● Task material

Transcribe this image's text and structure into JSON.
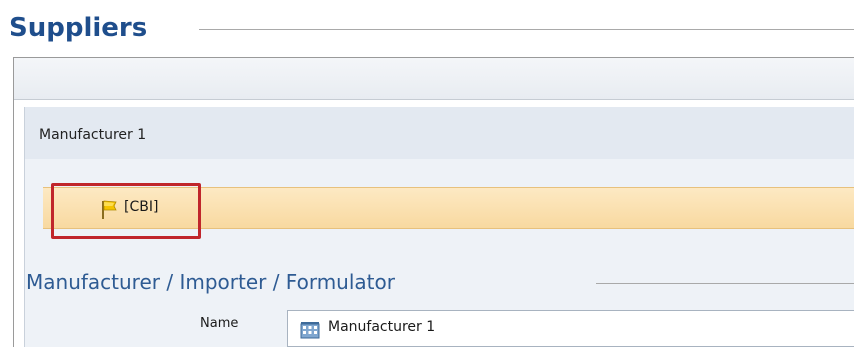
{
  "section": {
    "title": "Suppliers"
  },
  "supplier_panel": {
    "title": "Manufacturer 1",
    "cbi_tag": "[CBI]"
  },
  "subsection": {
    "title": "Manufacturer / Importer / Formulator"
  },
  "name_field": {
    "label": "Name",
    "value": "Manufacturer 1"
  },
  "icons": {
    "flag": "flag-icon",
    "building": "building-icon"
  },
  "colors": {
    "title_blue": "#1f4e8c",
    "cbi_bar": "#fbe2b3",
    "highlight_red": "#c0262b"
  }
}
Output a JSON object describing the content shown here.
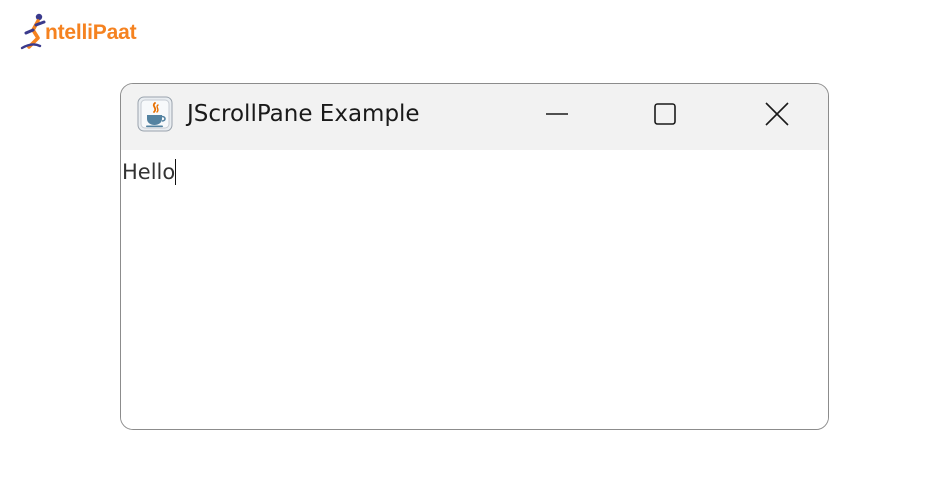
{
  "brand": {
    "logo_text": "ntelliPaat",
    "logo_initial": "I",
    "color": "#f58220",
    "accent": "#3a3a8c"
  },
  "window": {
    "title": "JScrollPane Example",
    "icon": "java-icon",
    "controls": {
      "minimize": "minimize-icon",
      "maximize": "maximize-icon",
      "close": "close-icon"
    }
  },
  "content": {
    "text": "Hello"
  }
}
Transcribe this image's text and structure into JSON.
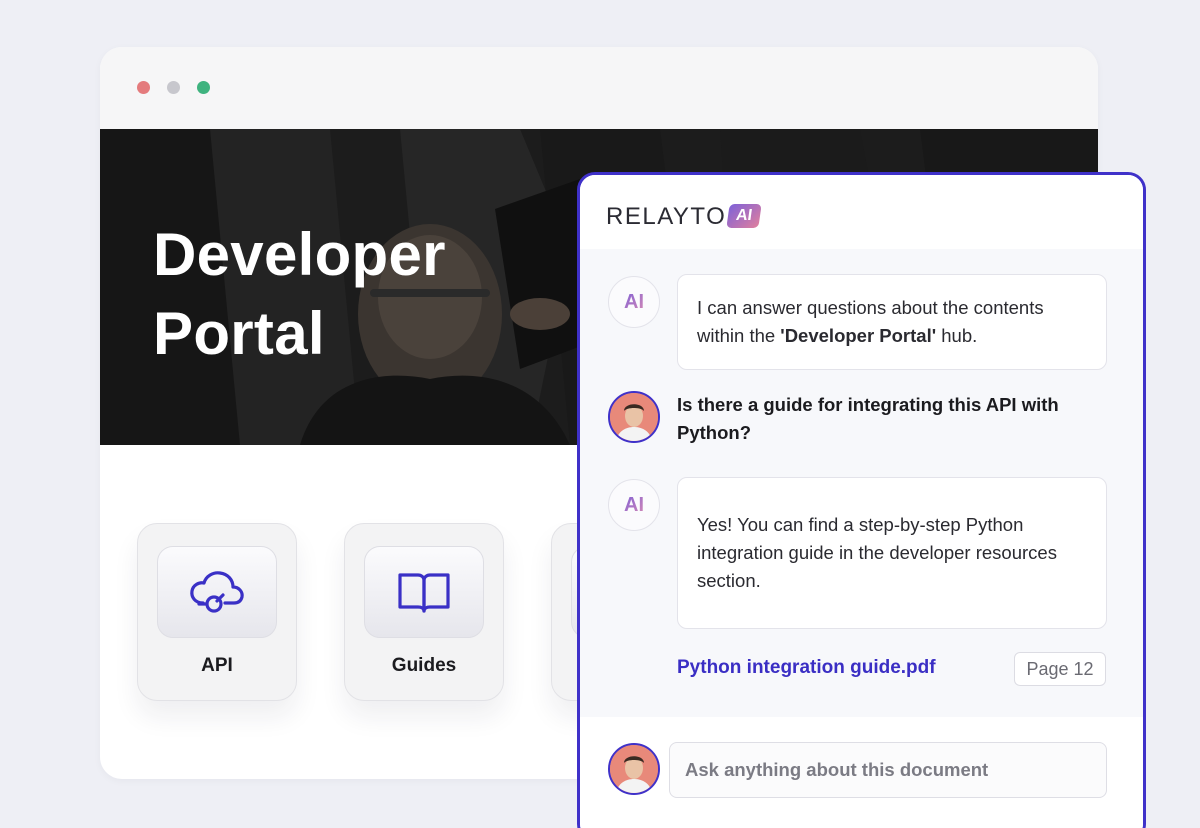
{
  "browser": {
    "hero_title": "Developer\nPortal",
    "cards": [
      {
        "label": "API",
        "icon": "cloud-connect-icon"
      },
      {
        "label": "Guides",
        "icon": "open-book-icon"
      },
      {
        "label": "",
        "icon": ""
      }
    ]
  },
  "chat": {
    "brand": "RELAYTO",
    "brand_badge": "AI",
    "ai_avatar_label": "AI",
    "messages": {
      "intro_pre": "I can answer questions about the contents within the ",
      "intro_bold": "'Developer Portal'",
      "intro_post": " hub.",
      "user_question": "Is there a guide for integrating this API with Python?",
      "answer": "Yes! You can find a step-by-step Python integration guide in the developer resources section."
    },
    "source": {
      "filename": "Python integration guide.pdf",
      "page": "Page 12"
    },
    "input_placeholder": "Ask anything about this document"
  },
  "colors": {
    "accent": "#3f31c9",
    "hero_bg": "#1f1f1f",
    "page_bg": "#eeeff5"
  }
}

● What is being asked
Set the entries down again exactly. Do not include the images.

● Reply to the exercise
Transcribe this image's text and structure into JSON.
{
  "section": {
    "title": "Suppliers"
  },
  "supplier_panel": {
    "title": "Manufacturer 1",
    "cbi_tag": "[CBI]"
  },
  "subsection": {
    "title": "Manufacturer / Importer / Formulator"
  },
  "name_field": {
    "label": "Name",
    "value": "Manufacturer 1"
  },
  "icons": {
    "flag": "flag-icon",
    "building": "building-icon"
  },
  "colors": {
    "title_blue": "#1f4e8c",
    "cbi_bar": "#fbe2b3",
    "highlight_red": "#c0262b"
  }
}
Output a JSON object describing the content shown here.
{
  "brand": {
    "logo_text": "ntelliPaat",
    "logo_initial": "I",
    "color": "#f58220",
    "accent": "#3a3a8c"
  },
  "window": {
    "title": "JScrollPane Example",
    "icon": "java-icon",
    "controls": {
      "minimize": "minimize-icon",
      "maximize": "maximize-icon",
      "close": "close-icon"
    }
  },
  "content": {
    "text": "Hello"
  }
}
Transcribe this image's text and structure into JSON.
{
  "browser": {
    "hero_title": "Developer\nPortal",
    "cards": [
      {
        "label": "API",
        "icon": "cloud-connect-icon"
      },
      {
        "label": "Guides",
        "icon": "open-book-icon"
      },
      {
        "label": "",
        "icon": ""
      }
    ]
  },
  "chat": {
    "brand": "RELAYTO",
    "brand_badge": "AI",
    "ai_avatar_label": "AI",
    "messages": {
      "intro_pre": "I can answer questions about the contents within the ",
      "intro_bold": "'Developer Portal'",
      "intro_post": " hub.",
      "user_question": "Is there a guide for integrating this API with Python?",
      "answer": "Yes! You can find a step-by-step Python integration guide in the developer resources section."
    },
    "source": {
      "filename": "Python integration guide.pdf",
      "page": "Page 12"
    },
    "input_placeholder": "Ask anything about this document"
  },
  "colors": {
    "accent": "#3f31c9",
    "hero_bg": "#1f1f1f",
    "page_bg": "#eeeff5"
  }
}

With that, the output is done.